**TASK TO COMPLETE**: All the data should be printed again exactly as written.

**DATASET**:
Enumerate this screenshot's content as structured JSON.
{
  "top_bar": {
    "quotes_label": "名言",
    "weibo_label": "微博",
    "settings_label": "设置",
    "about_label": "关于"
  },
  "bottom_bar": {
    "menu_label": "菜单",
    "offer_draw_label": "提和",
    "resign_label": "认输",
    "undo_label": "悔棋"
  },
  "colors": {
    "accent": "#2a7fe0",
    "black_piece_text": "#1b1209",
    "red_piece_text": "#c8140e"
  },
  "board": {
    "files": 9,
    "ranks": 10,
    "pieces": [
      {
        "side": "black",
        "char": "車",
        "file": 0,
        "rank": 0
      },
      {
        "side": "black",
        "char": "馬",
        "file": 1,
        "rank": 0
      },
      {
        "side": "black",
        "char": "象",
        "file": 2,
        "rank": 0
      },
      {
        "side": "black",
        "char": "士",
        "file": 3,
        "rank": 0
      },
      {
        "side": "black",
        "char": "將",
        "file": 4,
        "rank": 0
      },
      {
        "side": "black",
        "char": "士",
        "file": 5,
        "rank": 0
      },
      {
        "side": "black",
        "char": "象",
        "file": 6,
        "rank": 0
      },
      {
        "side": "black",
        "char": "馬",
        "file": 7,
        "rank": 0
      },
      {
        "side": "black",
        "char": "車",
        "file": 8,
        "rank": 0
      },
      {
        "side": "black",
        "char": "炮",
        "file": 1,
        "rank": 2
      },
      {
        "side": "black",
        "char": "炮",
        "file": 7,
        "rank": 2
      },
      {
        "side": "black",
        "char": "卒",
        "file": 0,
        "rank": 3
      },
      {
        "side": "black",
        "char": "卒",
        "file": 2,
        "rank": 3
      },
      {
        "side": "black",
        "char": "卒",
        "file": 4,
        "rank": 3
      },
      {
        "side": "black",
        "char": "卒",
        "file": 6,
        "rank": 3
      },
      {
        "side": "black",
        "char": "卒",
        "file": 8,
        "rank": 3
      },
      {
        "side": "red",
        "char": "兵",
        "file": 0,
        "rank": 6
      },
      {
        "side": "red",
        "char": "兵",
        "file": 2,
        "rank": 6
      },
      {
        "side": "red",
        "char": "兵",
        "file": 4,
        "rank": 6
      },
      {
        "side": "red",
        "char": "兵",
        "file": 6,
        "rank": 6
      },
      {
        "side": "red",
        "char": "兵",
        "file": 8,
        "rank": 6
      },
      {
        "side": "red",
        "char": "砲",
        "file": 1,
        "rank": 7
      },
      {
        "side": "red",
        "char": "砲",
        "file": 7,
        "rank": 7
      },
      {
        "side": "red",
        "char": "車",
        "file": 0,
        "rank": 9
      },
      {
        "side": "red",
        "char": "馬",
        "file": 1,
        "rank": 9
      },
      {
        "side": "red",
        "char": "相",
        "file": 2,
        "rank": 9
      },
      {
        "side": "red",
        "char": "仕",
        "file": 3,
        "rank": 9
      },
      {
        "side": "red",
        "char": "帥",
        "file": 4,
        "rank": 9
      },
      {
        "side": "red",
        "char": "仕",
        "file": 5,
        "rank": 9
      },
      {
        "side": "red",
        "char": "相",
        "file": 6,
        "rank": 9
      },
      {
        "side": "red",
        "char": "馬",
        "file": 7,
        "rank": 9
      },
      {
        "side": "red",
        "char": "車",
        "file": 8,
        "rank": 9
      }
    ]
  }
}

**SOLUTION TO THIS EXERCISE**:
Enumerate this screenshot's content as structured JSON.
{
  "top_bar": {
    "quotes_label": "名言",
    "weibo_label": "微博",
    "settings_label": "设置",
    "about_label": "关于"
  },
  "bottom_bar": {
    "menu_label": "菜单",
    "offer_draw_label": "提和",
    "resign_label": "认输",
    "undo_label": "悔棋"
  },
  "colors": {
    "accent": "#2a7fe0",
    "black_piece_text": "#1b1209",
    "red_piece_text": "#c8140e"
  },
  "board": {
    "files": 9,
    "ranks": 10,
    "pieces": [
      {
        "side": "black",
        "char": "車",
        "file": 0,
        "rank": 0
      },
      {
        "side": "black",
        "char": "馬",
        "file": 1,
        "rank": 0
      },
      {
        "side": "black",
        "char": "象",
        "file": 2,
        "rank": 0
      },
      {
        "side": "black",
        "char": "士",
        "file": 3,
        "rank": 0
      },
      {
        "side": "black",
        "char": "將",
        "file": 4,
        "rank": 0
      },
      {
        "side": "black",
        "char": "士",
        "file": 5,
        "rank": 0
      },
      {
        "side": "black",
        "char": "象",
        "file": 6,
        "rank": 0
      },
      {
        "side": "black",
        "char": "馬",
        "file": 7,
        "rank": 0
      },
      {
        "side": "black",
        "char": "車",
        "file": 8,
        "rank": 0
      },
      {
        "side": "black",
        "char": "炮",
        "file": 1,
        "rank": 2
      },
      {
        "side": "black",
        "char": "炮",
        "file": 7,
        "rank": 2
      },
      {
        "side": "black",
        "char": "卒",
        "file": 0,
        "rank": 3
      },
      {
        "side": "black",
        "char": "卒",
        "file": 2,
        "rank": 3
      },
      {
        "side": "black",
        "char": "卒",
        "file": 4,
        "rank": 3
      },
      {
        "side": "black",
        "char": "卒",
        "file": 6,
        "rank": 3
      },
      {
        "side": "black",
        "char": "卒",
        "file": 8,
        "rank": 3
      },
      {
        "side": "red",
        "char": "兵",
        "file": 0,
        "rank": 6
      },
      {
        "side": "red",
        "char": "兵",
        "file": 2,
        "rank": 6
      },
      {
        "side": "red",
        "char": "兵",
        "file": 4,
        "rank": 6
      },
      {
        "side": "red",
        "char": "兵",
        "file": 6,
        "rank": 6
      },
      {
        "side": "red",
        "char": "兵",
        "file": 8,
        "rank": 6
      },
      {
        "side": "red",
        "char": "砲",
        "file": 1,
        "rank": 7
      },
      {
        "side": "red",
        "char": "砲",
        "file": 7,
        "rank": 7
      },
      {
        "side": "red",
        "char": "車",
        "file": 0,
        "rank": 9
      },
      {
        "side": "red",
        "char": "馬",
        "file": 1,
        "rank": 9
      },
      {
        "side": "red",
        "char": "相",
        "file": 2,
        "rank": 9
      },
      {
        "side": "red",
        "char": "仕",
        "file": 3,
        "rank": 9
      },
      {
        "side": "red",
        "char": "帥",
        "file": 4,
        "rank": 9
      },
      {
        "side": "red",
        "char": "仕",
        "file": 5,
        "rank": 9
      },
      {
        "side": "red",
        "char": "相",
        "file": 6,
        "rank": 9
      },
      {
        "side": "red",
        "char": "馬",
        "file": 7,
        "rank": 9
      },
      {
        "side": "red",
        "char": "車",
        "file": 8,
        "rank": 9
      }
    ]
  }
}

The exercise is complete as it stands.